Go through the records and count every line that holds "ядро". Only the number belongs in the reply.

[Entries taken from a collection]
++++

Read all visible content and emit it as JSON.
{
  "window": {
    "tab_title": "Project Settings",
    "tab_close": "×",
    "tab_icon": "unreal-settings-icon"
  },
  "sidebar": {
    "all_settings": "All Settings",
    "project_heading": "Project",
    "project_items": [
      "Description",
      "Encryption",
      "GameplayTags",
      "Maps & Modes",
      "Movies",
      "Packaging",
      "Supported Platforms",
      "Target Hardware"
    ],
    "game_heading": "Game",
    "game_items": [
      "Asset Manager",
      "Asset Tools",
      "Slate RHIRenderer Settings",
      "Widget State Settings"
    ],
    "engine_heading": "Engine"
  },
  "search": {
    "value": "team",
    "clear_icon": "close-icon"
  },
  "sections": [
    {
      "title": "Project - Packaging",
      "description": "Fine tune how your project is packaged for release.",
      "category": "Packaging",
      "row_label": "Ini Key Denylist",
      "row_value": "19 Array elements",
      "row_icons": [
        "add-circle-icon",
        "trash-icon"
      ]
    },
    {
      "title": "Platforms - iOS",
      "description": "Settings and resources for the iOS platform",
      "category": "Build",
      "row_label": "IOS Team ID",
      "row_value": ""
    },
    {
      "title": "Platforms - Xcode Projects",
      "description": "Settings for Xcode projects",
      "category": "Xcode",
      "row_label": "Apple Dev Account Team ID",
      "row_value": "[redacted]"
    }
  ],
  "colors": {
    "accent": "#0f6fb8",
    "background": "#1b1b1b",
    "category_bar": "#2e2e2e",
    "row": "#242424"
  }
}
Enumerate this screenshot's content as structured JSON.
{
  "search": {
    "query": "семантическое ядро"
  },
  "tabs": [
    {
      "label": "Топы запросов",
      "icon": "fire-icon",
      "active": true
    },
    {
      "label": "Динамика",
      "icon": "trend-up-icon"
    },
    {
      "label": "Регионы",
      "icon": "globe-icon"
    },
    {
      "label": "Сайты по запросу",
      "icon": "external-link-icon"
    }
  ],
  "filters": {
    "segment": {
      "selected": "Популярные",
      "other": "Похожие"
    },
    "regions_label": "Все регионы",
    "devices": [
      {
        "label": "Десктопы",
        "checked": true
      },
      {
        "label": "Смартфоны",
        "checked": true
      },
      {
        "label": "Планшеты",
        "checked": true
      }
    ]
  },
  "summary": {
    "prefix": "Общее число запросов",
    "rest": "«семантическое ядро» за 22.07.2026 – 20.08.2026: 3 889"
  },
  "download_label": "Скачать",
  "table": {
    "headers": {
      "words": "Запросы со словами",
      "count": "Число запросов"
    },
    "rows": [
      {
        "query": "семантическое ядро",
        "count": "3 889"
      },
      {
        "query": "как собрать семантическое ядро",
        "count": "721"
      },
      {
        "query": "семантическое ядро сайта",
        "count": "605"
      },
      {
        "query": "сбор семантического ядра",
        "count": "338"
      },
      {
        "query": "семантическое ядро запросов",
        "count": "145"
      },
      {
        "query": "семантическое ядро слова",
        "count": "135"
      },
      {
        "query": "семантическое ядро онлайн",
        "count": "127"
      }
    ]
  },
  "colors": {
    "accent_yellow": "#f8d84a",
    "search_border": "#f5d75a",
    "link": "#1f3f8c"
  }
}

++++

• _Answer to the problem_: 8